Written by Suriya Ahmad for Nuclear Standards News (Vol. 33, No. 6; Nov-Dec, 2002).
As professionals working in the nuclear energy industry, we are committed to the benefits that nuclear technology provides humankind. The future of nuclear energy depends on maintaining a strong safety record, economics, and effective waste management. So, how does the industry gather and maintain the information needed to meet these goals? It is done, in a large part, through the use of voluntary consensus standards.
Voluntary consensus standards represent the best knowledge of the field. They are written by groups of volunteers who are regarded as the technical experts in the nuclear energy industry. These standards have been in greater demand since 1998, when the Office of Management and Budget released Circular A-119. This document states that government agencies must use voluntary consensus standards instead of government-produced standards unless they happen to be "inconsistent with law or otherwise impractical." OMB Circular A-119 opens many possibilities for ANS and other standards-developing organizations by providing a stimulus for government agencies to help by providing support funding for standards development. For instance, two years ago, the Nuclear Regulatory Commission awarded the American Nuclear Society a grant to begin development of a series of ANS standards on External Events Probabilistic Risk Assessment (PRA) Methodology. Furthermore, ANS recently secured another grant to write a third PRA standard on fire safety.
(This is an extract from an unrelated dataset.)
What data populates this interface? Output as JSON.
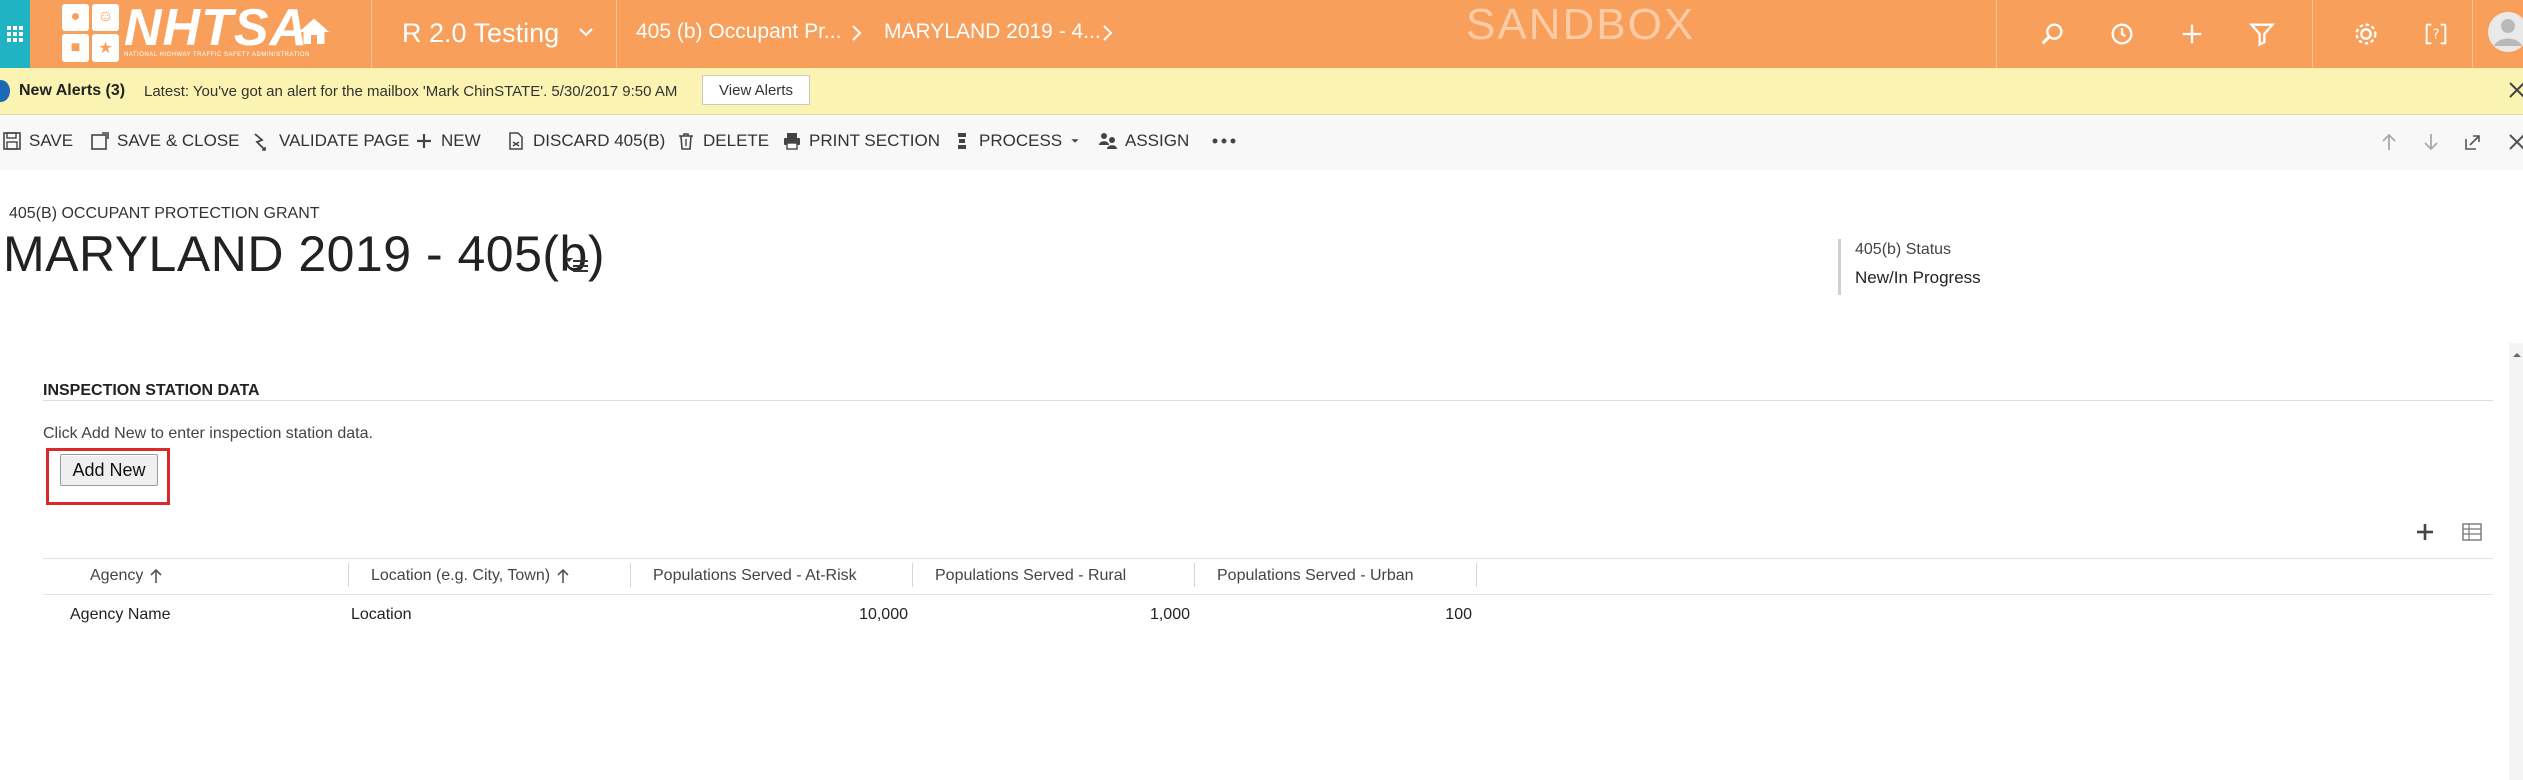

However, funding provided by Government agencies is minimal such that volunteer participation remains essential to the development of all consensus standards. Over the past five years, the amount of participation has declined, largely due to tightened budgets, which reduce the support from the companies that employ the people who are critically needed as volunteers. In order for the industry to improve and implement safe practices, volunteers must be able to communicate their knowledge and the shared experience of tried and tested techniques, specifically because of their leadership in their specialized areas of work. Without these volunteers, consensus standards would not exist and the industry would lose the benefit of this huge storage bank of knowledge and development of safe practices.
Based on data from the industry and a recent ANS survey, there is a strong sense that the resurgence of nuclear power is finally about to occur. Standards volunteers are going to be relied upon to provide that sound basis of technical information that is in current standards and, more importantly, in the new ones that standards developing organizations are now going to have to create. The ANS Nuclear Facility Standards Committee believes that new initiatives will be needed in the areas of gas-cooled reactors, emergency preparedness, and various performance-based and risk-informed standards. One of today's major hot topics is the subject of security at nuclear facilities. Obviously, it will be hard to address security at nuclear facilities, specifically because of safeguards issues and the information about plant security that could be released to the public. But, with this in mind, the industry might be able to respond in the area of emergency preparedness to allow preemptive preparation for consequences that might arise. Companies engaged in nuclear-related work should think about these issues and canvass their personnel for experience and viewpoints, which could then be applied through the support of these employees' involvement in standards development.
What remains important in standards development is the quality that goes into the creation of standards and the groups of dedicated and talented volunteers who make it happen. This article is therefore a plea for nuclear energy companies to appreciate the importance of consensus standards, and the value that they bring to the industry. Companies, in their own best interest, should become more involved in standards development and support their employees' activities as volunteers. This is a very important challenge, and help is needed at ANS. Companies can make a difference by showing their commitment to the benefits that nuclear technology provides for a safer path forward for the industry.
To learn more about the opportunities for volunteers in work being carried out by the ANS Standards Committee, please log onto our website: http://www.new.ans.org/standards/involved/